Positive psychology can transform an organization by putting individual strengths to work, but it requires a change from traditional management approaches. "Performance conversations have to focus more on coaching rather than correction," says Alarcon. "We're teaching today's managers to talk more about how to build from people's strengths. We have to show people that we are investing in them."

Personal growth through human understanding

Positive psychology is an obvious fit for star performers, but how can organizations help employees who may be struggling? Can positive psychology help them become a stronger asset to the organization?

"The question most employers are struggling with is how to take that positive, strengths based thinking to create change at the employee level," says Alarcon. "There's an idea that it's about hiring right. And there's also the idea that habits can be taught. I think it's a mix: you can manage in such a way that employees can improve professionally and personally. You have to capitalize on their strengths and passions to do that."

This means understanding employees at a deeper level - whether through one-on-one management sessions, employee surveys, or looking carefully about what successful employees and managers in your organization are doing. Says Alarcon, "Organizations that want to use positive psychology to manage their people need to learn as much as possible about what causes employee disengagement.
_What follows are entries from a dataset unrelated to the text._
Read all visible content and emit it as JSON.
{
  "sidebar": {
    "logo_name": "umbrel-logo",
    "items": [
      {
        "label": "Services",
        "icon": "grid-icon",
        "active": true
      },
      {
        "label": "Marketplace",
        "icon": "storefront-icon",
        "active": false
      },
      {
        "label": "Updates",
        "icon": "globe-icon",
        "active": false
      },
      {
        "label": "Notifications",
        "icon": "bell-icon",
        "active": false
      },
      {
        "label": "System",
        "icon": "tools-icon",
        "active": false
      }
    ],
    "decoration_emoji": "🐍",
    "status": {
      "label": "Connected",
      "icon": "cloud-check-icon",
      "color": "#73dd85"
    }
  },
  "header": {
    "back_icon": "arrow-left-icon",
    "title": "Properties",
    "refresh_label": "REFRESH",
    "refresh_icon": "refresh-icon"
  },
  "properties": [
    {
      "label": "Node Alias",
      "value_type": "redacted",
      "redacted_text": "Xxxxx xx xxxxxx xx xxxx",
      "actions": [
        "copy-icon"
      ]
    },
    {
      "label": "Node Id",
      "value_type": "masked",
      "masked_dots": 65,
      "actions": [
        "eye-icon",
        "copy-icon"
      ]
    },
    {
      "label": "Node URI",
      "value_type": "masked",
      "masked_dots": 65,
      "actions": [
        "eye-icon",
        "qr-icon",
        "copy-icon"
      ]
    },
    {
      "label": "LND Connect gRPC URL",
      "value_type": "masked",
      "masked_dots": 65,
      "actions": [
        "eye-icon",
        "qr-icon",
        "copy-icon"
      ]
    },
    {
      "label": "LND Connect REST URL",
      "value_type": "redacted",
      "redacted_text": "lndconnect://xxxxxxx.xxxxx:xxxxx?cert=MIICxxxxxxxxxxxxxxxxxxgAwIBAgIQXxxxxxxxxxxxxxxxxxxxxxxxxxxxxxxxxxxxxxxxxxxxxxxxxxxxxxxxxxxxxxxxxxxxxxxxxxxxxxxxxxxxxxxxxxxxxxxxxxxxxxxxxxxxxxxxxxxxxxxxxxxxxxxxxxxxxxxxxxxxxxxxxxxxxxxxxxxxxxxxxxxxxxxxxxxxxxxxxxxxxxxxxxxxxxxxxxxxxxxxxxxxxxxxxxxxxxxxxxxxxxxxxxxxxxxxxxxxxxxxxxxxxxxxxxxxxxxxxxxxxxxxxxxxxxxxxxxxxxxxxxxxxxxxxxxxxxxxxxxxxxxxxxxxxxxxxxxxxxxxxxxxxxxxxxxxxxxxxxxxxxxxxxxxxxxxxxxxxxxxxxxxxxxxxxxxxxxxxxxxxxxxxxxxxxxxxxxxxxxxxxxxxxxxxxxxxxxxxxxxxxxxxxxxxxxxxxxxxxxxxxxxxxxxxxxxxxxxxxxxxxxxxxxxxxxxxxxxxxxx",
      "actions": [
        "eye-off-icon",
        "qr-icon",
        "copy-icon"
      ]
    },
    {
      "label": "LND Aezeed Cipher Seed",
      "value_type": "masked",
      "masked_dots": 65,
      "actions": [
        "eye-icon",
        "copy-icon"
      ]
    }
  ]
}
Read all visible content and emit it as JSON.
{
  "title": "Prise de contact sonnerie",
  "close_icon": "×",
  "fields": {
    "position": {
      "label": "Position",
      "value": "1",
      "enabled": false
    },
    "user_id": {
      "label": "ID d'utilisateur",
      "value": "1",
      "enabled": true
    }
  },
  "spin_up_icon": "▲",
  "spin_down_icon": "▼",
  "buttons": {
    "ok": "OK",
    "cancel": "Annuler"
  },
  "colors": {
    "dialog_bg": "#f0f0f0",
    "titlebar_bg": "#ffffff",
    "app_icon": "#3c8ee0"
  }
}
That's what will drive change."

Positive psychology links positive states of being such as happiness, engagement, mindfulness and meaning as keys to living a happier life. It also can create more engaging and successful brands and cultures. When culture supports personal growth, employees are inspired to engage more fully with the organization's purpose, the brand and the customers it serves.